Canning is one of my family’s favorite summertime activities. I can still remember the first time we chose this method for preserving food. My husband and I were students at BYU. We drove past a fruit stand one afternoon. There was a great deal on peaches. Kevin suggested we can some.
I admit I was totally overwhelmed at the idea of canning! I knew you had to follow strict methods of preserving, being careful to have the food at the right temperature, and to make sure the equipment was properly sterilized. The first thing that came to mind was “Botulism”!
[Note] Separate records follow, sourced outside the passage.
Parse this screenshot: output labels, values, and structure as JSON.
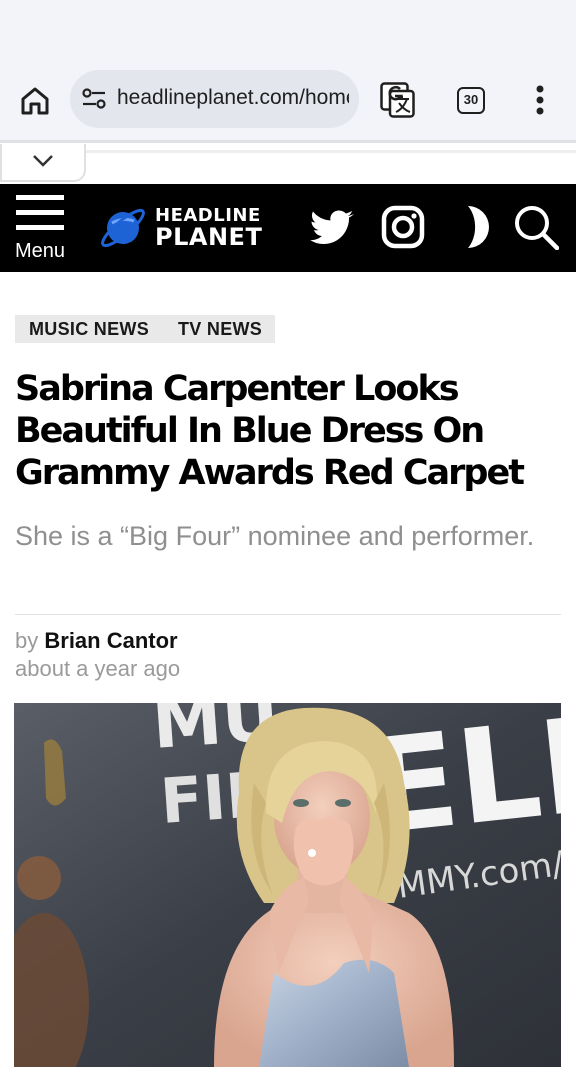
{
  "browser": {
    "url": "headlineplanet.com/home",
    "tab_count": "30"
  },
  "header": {
    "menu_label": "Menu",
    "logo_line1": "HEADLINE",
    "logo_line2": "PLANET"
  },
  "article": {
    "categories": [
      "MUSIC NEWS",
      "TV NEWS"
    ],
    "title": "Sabrina Carpenter Looks Beautiful In Blue Dress On Grammy Awards Red Carpet",
    "subtitle": "She is a “Big Four” nominee and performer.",
    "by_prefix": "by",
    "author": "Brian Cantor",
    "time": "about a year ago"
  },
  "photo": {
    "backdrop_text_1": "MU",
    "backdrop_text_2": "FIR",
    "backdrop_text_3": "ELI",
    "backdrop_text_4": "MMY.com/F"
  },
  "colors": {
    "header_bg": "#000000",
    "logo_accent": "#1e63d6",
    "chrome_bg": "#f3f4f9"
  }
}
I agreed to preserve the peaches if we did some canning and some freezing. I felt freezing was easier and safer. My mother had a big chest freezer when I was young and we always used that method. To my surprise, I found that canning was much easier than I had expected. It took pre-planning. We had to make sure to have rings, lids, jars, and a large pan with a rack in the bottom. The peaches sure did taste great that winter. And they looked beautiful on the kitchen shelves of that little student apartment.
When we moved to Oregon we continued with canning. We have limited space so the jars are perfect. I don’t need a big freezer or lots of storage space. The shelves in one cupboard hold finished products. I also store jars in the laundry room. We almost always can items that we get from friends, neighbors, our garden, or from heading out into woods to pick. We have canned plums, peaches, apples, tomatoes, salsa, blackberries, strawberries and many types of jellies and syrups.
My kids love the jelly. I don’t remember the last time I purchased a jar from the store. I enjoy sharing low sugar jellies with friends and opening a jar of salsa in the middle of the winter. Tarragon pickles were a big hit with my family last year. They were delicious and easy! I finally purchased a pressure canner and added vegetables and meats to our canning experience. My family enjoyed the taste and convenience of home made soup.
Canning is easy! If you are going to can I recommend purchasing or borrowing a canner, a steam juicer, the Ball Blue Book of Preserving, and plenty of rings, lids, and jars.
I suggest starting with jelly making. It is easy and there are directions in every box of pectin. You can experiment with recipes as you become more proficient. If summer time is busy for you, can the juice from fruit then make jelly in the fall or winter. Tomatoes are also really easy to can.
Give canning a try. You may discover, like me, that it is fun, easy, and rewarding!
Featured image: public domain
Photos by LDS Intelligent Living